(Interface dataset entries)
◇ ◇ ◇

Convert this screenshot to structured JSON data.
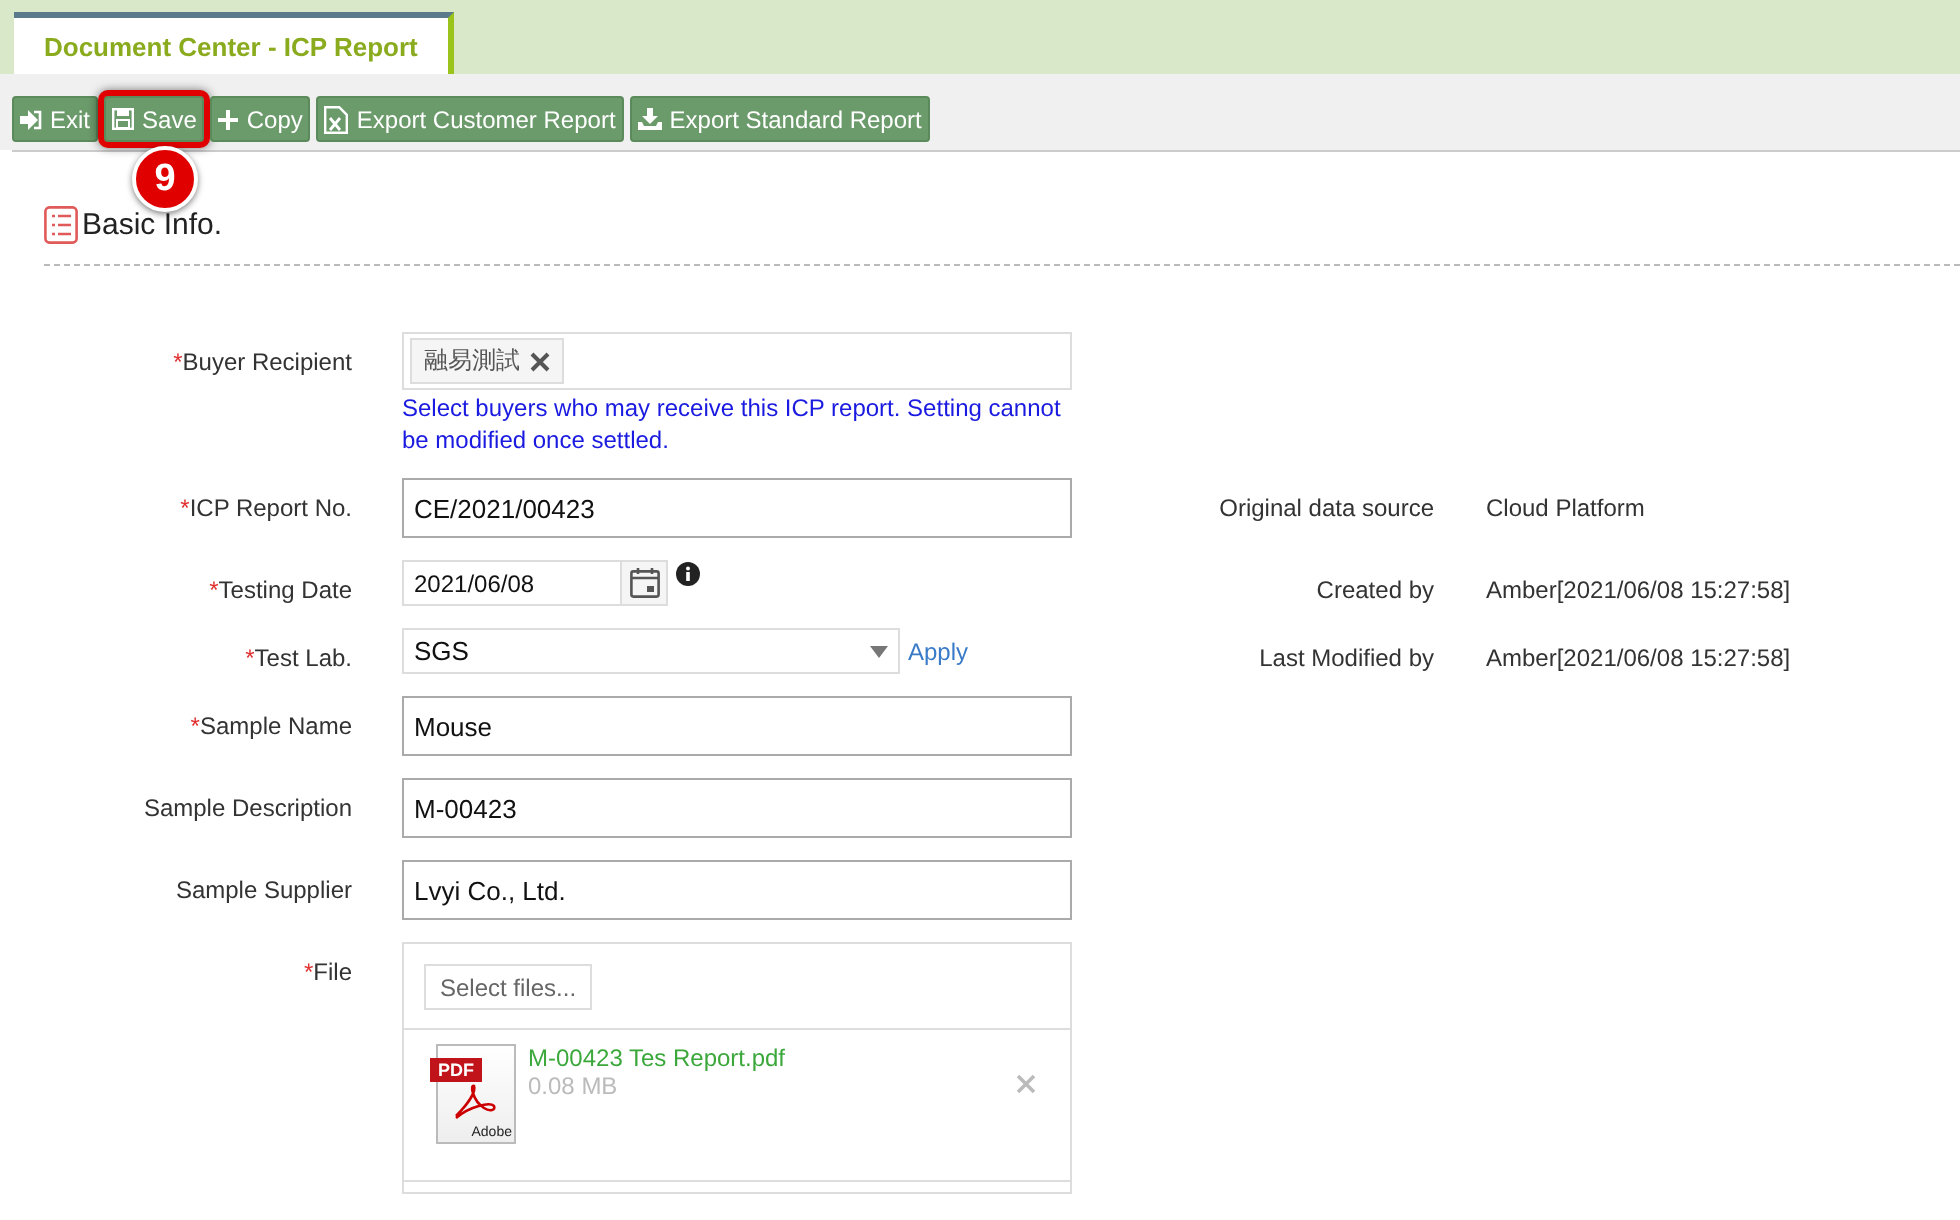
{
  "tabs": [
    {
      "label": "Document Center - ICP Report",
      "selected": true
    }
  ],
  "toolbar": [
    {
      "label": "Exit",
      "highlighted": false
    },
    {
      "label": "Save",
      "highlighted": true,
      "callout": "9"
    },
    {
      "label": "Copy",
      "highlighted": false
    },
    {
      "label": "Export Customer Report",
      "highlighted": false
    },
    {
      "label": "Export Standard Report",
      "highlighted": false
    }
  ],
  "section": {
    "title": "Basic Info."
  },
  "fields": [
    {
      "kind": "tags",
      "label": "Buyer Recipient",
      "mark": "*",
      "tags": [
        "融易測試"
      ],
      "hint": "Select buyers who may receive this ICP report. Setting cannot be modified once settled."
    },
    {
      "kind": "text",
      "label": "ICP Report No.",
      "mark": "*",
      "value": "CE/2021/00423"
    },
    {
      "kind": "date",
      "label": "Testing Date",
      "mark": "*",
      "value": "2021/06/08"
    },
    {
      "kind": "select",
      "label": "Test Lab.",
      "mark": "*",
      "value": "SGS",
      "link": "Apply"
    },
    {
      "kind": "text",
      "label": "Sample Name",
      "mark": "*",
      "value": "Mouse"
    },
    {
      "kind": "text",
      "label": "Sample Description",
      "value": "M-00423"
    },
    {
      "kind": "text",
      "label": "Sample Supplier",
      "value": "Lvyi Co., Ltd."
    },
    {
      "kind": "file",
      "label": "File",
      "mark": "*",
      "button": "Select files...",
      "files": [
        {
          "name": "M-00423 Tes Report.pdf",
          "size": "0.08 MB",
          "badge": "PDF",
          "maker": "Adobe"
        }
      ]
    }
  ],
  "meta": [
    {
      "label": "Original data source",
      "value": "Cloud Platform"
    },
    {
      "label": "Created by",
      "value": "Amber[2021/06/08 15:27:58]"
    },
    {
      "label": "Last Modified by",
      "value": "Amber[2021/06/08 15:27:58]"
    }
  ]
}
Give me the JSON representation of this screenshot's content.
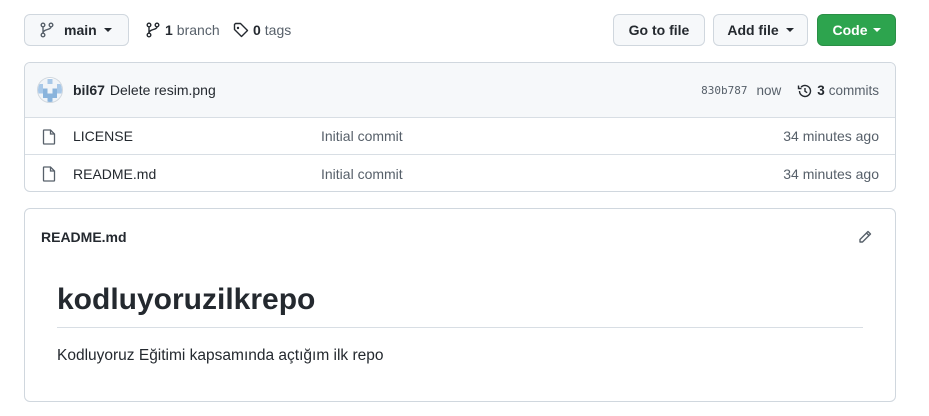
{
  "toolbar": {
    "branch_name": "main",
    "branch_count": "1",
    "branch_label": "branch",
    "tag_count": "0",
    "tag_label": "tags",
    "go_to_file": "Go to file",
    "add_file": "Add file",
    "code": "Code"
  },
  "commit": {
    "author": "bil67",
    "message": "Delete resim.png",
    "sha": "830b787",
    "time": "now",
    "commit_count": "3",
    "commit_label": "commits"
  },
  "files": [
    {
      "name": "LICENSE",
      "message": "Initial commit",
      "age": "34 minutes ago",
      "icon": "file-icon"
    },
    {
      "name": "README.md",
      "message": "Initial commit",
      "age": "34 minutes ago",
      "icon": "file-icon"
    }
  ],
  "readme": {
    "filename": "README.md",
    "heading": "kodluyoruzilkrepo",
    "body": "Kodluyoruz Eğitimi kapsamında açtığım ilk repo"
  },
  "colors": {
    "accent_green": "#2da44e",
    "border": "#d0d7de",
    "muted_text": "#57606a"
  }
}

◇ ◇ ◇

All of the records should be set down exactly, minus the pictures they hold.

**Result:**
Convert this screenshot to structured JSON data.
{
  "tabs": [
    {
      "label": "Document Center - ICP Report",
      "selected": true
    }
  ],
  "toolbar": [
    {
      "label": "Exit",
      "highlighted": false
    },
    {
      "label": "Save",
      "highlighted": true,
      "callout": "9"
    },
    {
      "label": "Copy",
      "highlighted": false
    },
    {
      "label": "Export Customer Report",
      "highlighted": false
    },
    {
      "label": "Export Standard Report",
      "highlighted": false
    }
  ],
  "section": {
    "title": "Basic Info."
  },
  "fields": [
    {
      "kind": "tags",
      "label": "Buyer Recipient",
      "mark": "*",
      "tags": [
        "融易測試"
      ],
      "hint": "Select buyers who may receive this ICP report. Setting cannot be modified once settled."
    },
    {
      "kind": "text",
      "label": "ICP Report No.",
      "mark": "*",
      "value": "CE/2021/00423"
    },
    {
      "kind": "date",
      "label": "Testing Date",
      "mark": "*",
      "value": "2021/06/08"
    },
    {
      "kind": "select",
      "label": "Test Lab.",
      "mark": "*",
      "value": "SGS",
      "link": "Apply"
    },
    {
      "kind": "text",
      "label": "Sample Name",
      "mark": "*",
      "value": "Mouse"
    },
    {
      "kind": "text",
      "label": "Sample Description",
      "value": "M-00423"
    },
    {
      "kind": "text",
      "label": "Sample Supplier",
      "value": "Lvyi Co., Ltd."
    },
    {
      "kind": "file",
      "label": "File",
      "mark": "*",
      "button": "Select files...",
      "files": [
        {
          "name": "M-00423 Tes Report.pdf",
          "size": "0.08 MB",
          "badge": "PDF",
          "maker": "Adobe"
        }
      ]
    }
  ],
  "meta": [
    {
      "label": "Original data source",
      "value": "Cloud Platform"
    },
    {
      "label": "Created by",
      "value": "Amber[2021/06/08 15:27:58]"
    },
    {
      "label": "Last Modified by",
      "value": "Amber[2021/06/08 15:27:58]"
    }
  ]
}
Give me the JSON representation of this screenshot's content.
{
  "toolbar": {
    "branch_name": "main",
    "branch_count": "1",
    "branch_label": "branch",
    "tag_count": "0",
    "tag_label": "tags",
    "go_to_file": "Go to file",
    "add_file": "Add file",
    "code": "Code"
  },
  "commit": {
    "author": "bil67",
    "message": "Delete resim.png",
    "sha": "830b787",
    "time": "now",
    "commit_count": "3",
    "commit_label": "commits"
  },
  "files": [
    {
      "name": "LICENSE",
      "message": "Initial commit",
      "age": "34 minutes ago",
      "icon": "file-icon"
    },
    {
      "name": "README.md",
      "message": "Initial commit",
      "age": "34 minutes ago",
      "icon": "file-icon"
    }
  ],
  "readme": {
    "filename": "README.md",
    "heading": "kodluyoruzilkrepo",
    "body": "Kodluyoruz Eğitimi kapsamında açtığım ilk repo"
  },
  "colors": {
    "accent_green": "#2da44e",
    "border": "#d0d7de",
    "muted_text": "#57606a"
  }
}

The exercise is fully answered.